<<<<

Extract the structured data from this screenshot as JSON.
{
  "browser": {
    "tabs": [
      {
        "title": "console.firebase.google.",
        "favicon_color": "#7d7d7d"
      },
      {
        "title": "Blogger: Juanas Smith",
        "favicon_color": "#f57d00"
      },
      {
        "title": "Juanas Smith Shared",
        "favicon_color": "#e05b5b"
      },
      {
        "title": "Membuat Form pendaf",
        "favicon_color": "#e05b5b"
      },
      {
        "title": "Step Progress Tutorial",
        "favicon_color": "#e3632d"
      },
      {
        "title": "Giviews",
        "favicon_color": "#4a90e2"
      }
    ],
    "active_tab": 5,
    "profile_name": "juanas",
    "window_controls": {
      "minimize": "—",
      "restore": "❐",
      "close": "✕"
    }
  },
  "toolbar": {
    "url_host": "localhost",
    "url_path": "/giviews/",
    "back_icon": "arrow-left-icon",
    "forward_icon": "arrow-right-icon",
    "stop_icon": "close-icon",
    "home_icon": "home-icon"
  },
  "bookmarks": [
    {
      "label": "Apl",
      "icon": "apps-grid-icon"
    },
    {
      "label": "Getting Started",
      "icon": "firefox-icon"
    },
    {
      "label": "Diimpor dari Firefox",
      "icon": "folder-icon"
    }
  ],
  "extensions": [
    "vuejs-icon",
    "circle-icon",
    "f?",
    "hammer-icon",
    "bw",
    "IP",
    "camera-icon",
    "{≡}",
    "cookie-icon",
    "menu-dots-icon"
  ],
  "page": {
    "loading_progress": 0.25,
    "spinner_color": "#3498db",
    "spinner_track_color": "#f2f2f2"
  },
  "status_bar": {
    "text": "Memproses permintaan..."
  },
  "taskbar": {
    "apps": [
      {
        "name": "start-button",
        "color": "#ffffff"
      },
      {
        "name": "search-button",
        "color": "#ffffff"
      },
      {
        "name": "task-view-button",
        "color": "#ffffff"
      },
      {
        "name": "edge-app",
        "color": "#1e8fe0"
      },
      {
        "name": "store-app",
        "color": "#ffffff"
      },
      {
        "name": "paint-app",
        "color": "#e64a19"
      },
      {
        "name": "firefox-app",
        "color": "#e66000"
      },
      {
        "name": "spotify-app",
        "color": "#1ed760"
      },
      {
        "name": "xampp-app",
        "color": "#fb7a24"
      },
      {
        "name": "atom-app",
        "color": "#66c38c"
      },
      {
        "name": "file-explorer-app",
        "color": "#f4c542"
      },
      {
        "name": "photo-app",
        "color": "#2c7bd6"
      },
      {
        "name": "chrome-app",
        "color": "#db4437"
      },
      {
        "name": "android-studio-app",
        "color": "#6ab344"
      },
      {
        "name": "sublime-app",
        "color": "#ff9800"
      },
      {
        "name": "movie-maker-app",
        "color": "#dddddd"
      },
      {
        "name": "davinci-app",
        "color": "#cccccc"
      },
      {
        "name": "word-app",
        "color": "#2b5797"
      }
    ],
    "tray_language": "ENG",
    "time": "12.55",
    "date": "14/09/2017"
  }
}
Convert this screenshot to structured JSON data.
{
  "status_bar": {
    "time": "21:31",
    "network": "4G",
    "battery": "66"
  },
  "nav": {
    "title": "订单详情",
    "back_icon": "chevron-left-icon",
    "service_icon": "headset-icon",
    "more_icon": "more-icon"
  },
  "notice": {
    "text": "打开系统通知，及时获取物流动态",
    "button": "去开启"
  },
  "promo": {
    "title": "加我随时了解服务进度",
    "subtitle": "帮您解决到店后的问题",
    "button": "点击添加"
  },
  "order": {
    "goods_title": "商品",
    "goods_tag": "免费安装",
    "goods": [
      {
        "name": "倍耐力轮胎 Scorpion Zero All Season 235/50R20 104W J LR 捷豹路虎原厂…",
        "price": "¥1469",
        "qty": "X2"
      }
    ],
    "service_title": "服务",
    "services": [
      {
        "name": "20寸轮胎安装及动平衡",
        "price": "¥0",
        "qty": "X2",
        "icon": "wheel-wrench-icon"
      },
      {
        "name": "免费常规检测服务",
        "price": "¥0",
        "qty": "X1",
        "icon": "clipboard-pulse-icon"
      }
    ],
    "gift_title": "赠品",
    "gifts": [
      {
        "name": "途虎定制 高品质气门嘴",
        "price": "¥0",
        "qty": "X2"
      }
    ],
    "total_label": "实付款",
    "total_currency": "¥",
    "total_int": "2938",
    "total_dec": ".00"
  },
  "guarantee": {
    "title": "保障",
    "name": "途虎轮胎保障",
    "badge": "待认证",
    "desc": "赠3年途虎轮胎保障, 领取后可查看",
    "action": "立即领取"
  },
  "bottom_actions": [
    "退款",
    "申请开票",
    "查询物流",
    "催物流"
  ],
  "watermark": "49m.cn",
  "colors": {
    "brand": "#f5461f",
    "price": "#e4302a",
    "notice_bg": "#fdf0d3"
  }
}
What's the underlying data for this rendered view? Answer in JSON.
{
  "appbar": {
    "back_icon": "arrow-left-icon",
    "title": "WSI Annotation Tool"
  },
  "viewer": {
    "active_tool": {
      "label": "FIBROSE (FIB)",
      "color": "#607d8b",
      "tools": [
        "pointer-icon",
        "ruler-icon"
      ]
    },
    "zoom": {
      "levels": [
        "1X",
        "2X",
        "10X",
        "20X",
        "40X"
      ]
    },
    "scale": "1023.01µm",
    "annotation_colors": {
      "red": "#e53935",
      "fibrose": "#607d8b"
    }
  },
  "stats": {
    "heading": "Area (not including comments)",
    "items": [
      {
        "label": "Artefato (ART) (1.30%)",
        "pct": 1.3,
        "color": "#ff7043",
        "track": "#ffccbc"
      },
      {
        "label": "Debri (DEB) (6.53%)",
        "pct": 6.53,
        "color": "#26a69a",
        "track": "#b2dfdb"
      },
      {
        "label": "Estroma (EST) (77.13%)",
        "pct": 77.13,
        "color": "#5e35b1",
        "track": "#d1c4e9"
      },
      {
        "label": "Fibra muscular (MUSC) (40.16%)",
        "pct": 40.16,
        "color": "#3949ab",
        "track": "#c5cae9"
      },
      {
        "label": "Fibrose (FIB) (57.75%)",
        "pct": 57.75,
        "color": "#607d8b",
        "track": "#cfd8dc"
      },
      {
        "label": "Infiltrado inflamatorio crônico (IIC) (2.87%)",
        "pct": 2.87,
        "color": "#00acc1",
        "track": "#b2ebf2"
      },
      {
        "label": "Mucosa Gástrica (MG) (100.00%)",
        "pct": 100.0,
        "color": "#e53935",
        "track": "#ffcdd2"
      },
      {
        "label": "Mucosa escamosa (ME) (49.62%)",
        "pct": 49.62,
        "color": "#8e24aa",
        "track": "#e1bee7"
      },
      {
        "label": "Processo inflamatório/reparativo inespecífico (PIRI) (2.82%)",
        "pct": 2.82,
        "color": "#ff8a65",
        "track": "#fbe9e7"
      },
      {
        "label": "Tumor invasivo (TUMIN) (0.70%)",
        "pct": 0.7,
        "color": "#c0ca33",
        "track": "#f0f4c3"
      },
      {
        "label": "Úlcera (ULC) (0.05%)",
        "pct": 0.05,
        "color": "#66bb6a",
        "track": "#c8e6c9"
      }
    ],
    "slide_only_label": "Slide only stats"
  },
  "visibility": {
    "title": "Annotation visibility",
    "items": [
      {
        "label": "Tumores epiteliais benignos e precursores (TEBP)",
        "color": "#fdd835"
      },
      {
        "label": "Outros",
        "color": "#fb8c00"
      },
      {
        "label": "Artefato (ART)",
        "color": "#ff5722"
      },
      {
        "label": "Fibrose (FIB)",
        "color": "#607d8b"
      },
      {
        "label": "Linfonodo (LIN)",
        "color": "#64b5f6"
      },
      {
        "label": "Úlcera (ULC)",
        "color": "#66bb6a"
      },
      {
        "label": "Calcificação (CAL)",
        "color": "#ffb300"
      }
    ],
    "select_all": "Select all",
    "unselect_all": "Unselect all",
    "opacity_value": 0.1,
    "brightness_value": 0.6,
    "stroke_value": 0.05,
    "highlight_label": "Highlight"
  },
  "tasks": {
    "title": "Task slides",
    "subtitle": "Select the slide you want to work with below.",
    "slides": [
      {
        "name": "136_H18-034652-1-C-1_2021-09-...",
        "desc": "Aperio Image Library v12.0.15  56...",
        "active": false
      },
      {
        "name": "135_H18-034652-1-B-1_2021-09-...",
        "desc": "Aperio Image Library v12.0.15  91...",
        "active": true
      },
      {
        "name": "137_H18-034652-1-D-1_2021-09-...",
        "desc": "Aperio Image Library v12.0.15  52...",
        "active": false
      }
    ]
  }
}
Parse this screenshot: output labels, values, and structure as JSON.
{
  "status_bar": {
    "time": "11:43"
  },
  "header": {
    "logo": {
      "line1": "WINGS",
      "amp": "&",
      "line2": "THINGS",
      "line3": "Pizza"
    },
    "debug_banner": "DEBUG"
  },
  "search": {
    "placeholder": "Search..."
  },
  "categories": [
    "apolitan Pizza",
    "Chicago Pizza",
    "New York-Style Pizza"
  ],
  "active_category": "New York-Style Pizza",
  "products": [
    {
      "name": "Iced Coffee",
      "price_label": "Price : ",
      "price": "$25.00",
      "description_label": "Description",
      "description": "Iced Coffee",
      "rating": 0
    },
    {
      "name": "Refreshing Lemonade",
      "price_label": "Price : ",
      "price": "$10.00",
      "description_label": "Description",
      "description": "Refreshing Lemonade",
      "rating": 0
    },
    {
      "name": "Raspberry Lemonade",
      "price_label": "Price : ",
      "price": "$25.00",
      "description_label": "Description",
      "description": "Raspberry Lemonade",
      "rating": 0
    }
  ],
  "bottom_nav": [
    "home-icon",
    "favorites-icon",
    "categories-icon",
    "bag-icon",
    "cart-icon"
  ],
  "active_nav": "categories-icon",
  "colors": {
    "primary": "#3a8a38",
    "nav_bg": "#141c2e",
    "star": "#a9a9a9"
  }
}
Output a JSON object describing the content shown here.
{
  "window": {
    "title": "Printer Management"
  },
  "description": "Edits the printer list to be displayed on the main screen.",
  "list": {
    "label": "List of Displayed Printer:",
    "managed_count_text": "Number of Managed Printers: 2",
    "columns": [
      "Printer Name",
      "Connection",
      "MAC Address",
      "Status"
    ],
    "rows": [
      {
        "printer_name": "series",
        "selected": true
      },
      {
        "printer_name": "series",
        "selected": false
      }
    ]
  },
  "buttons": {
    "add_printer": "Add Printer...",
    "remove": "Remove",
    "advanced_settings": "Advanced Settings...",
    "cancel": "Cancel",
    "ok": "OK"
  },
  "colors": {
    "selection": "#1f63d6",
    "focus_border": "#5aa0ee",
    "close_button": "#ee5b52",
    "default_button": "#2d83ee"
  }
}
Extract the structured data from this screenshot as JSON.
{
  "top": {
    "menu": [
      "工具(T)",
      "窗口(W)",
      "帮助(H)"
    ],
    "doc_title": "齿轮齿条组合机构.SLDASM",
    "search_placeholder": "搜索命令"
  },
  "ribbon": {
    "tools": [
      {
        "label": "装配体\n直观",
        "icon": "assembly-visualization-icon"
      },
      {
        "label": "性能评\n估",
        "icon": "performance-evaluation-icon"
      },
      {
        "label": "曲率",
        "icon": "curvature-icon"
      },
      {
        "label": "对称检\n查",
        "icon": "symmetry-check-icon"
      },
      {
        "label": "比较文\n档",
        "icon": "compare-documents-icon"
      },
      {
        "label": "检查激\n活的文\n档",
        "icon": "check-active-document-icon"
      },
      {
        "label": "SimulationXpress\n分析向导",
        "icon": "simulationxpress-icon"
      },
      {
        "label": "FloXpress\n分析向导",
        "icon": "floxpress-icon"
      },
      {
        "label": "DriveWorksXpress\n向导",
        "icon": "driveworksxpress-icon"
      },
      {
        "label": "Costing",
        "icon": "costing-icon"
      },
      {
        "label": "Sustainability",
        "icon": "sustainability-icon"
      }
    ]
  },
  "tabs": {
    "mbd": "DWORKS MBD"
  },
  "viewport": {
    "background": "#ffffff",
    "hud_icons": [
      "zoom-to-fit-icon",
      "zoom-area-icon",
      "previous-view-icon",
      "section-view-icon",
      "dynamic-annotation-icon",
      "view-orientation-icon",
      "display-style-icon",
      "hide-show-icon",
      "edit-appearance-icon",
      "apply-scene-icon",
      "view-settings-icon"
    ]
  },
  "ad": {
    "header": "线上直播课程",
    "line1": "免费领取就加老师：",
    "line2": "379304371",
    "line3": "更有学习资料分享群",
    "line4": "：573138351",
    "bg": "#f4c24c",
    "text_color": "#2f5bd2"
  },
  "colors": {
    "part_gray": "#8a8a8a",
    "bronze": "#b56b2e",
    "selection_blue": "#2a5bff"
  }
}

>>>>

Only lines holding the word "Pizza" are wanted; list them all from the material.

## COMPLETED EXERCISE
      "line3": "Pizza"
    "apolitan Pizza",
    "Chicago Pizza",
    "New York-Style Pizza"
  "active_category": "New York-Style Pizza",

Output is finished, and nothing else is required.